- Costs incurred - where a person complains or appeals he/she may need to seek professional advice, for example, from a solicitor, accountant, architect or engineer in order to vindicate his or her position. If, at the end of this process, the decision of the body is reversed or varied, the question of refunding costs incurred in obtaining professional advice should form part of the public body’s redress proposals. The key consideration should be whether the costs arose as a result of an unreasonable attitude by the public body.
- Time and trouble - where writing letters, making telephone calls, carrying out interviews, research and getting legal or other professional advice are integral parts of the complaint/appeal process, these and other related activities involve time and trouble on the part of the complainant. Where it becomes clear that the complainant had to go to unusual lengths or suffered distress in making his/her case, financial redress in the form of payments for time and trouble reasonably expended in pursuing the complaint, and associated vouched costs, should form part of the redress proposals.
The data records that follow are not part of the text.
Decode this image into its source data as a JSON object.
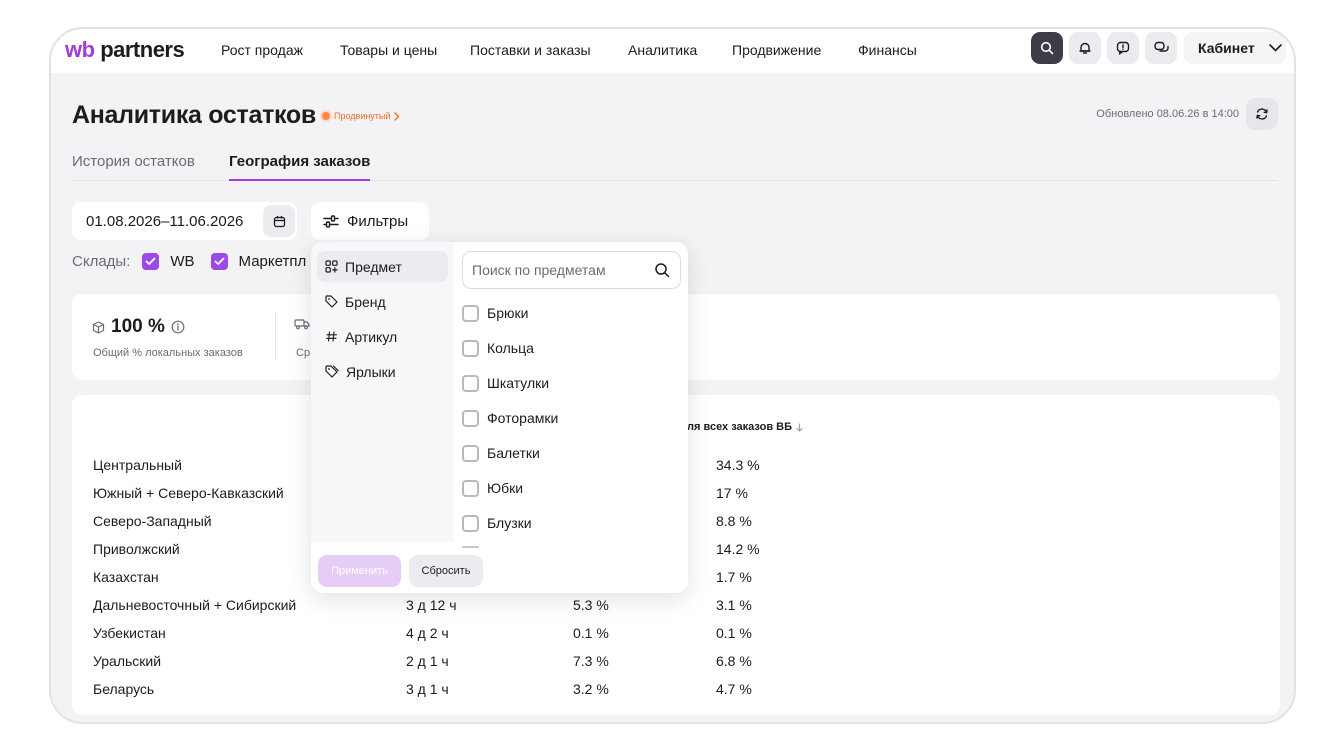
{
  "app": {
    "logo_wb": "wb",
    "logo_partners": "partners"
  },
  "nav": {
    "items": [
      "Рост продаж",
      "Товары и цены",
      "Поставки и заказы",
      "Аналитика",
      "Продвижение",
      "Финансы"
    ],
    "cabinet_label": "Кабинет",
    "icons": [
      "search-icon",
      "bell-icon",
      "feedback-icon",
      "chat-icon"
    ]
  },
  "page": {
    "title": "Аналитика остатков",
    "badge": "Продвинутый",
    "updated": "Обновлено 08.06.26 в 14:00"
  },
  "tabs": [
    {
      "label": "История остатков",
      "active": false
    },
    {
      "label": "География заказов",
      "active": true
    }
  ],
  "filters": {
    "date_range": "01.08.2026–11.06.2026",
    "filters_label": "Фильтры",
    "warehouses_label": "Склады:",
    "warehouses": [
      {
        "label": "WB",
        "checked": true
      },
      {
        "label": "Маркетпл",
        "checked": true
      }
    ]
  },
  "kpi": {
    "value": "100 %",
    "sub": "Общий % локальных заказов",
    "sub2": "Ср"
  },
  "table": {
    "header_last": "ля всех заказов ВБ",
    "rows": [
      {
        "region": "Центральный",
        "time": "",
        "share": "",
        "wb_share": "34.3 %"
      },
      {
        "region": "Южный + Северо-Кавказский",
        "time": "",
        "share": "",
        "wb_share": "17 %"
      },
      {
        "region": "Северо-Западный",
        "time": "",
        "share": "",
        "wb_share": "8.8 %"
      },
      {
        "region": "Приволжский",
        "time": "",
        "share": "",
        "wb_share": "14.2 %"
      },
      {
        "region": "Казахстан",
        "time": "",
        "share": "",
        "wb_share": "1.7 %"
      },
      {
        "region": "Дальневосточный + Сибирский",
        "time": "3 д 12 ч",
        "share": "5.3 %",
        "wb_share": "3.1 %"
      },
      {
        "region": "Узбекистан",
        "time": "4 д 2 ч",
        "share": "0.1 %",
        "wb_share": "0.1 %"
      },
      {
        "region": "Уральский",
        "time": "2 д 1 ч",
        "share": "7.3 %",
        "wb_share": "6.8 %"
      },
      {
        "region": "Беларусь",
        "time": "3 д 1 ч",
        "share": "3.2 %",
        "wb_share": "4.7 %"
      }
    ]
  },
  "popup": {
    "categories": [
      {
        "label": "Предмет",
        "icon": "grid-icon",
        "selected": true
      },
      {
        "label": "Бренд",
        "icon": "tag-icon",
        "selected": false
      },
      {
        "label": "Артикул",
        "icon": "hash-icon",
        "selected": false
      },
      {
        "label": "Ярлыки",
        "icon": "tags-icon",
        "selected": false
      }
    ],
    "search_placeholder": "Поиск по предметам",
    "items": [
      "Брюки",
      "Кольца",
      "Шкатулки",
      "Фоторамки",
      "Балетки",
      "Юбки",
      "Блузки"
    ],
    "apply_label": "Применить",
    "reset_label": "Сбросить"
  },
  "colors": {
    "accent": "#a23bd8",
    "checkbox": "#9b4ae8",
    "badge": "#f26b2a",
    "apply_disabled": "#e6cdf8"
  }
}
Keeping it Right
An effective complaints system which offers a range of timely and appropriate remedies will save the public body time and money in the long run. It will enhance the quality of service to its clients, it will have a positive effect on staff morale and improve the body’s relations with the public. It will also provide useful feedback to the body and enable it to review procedures and systems which may be giving rise to complaints.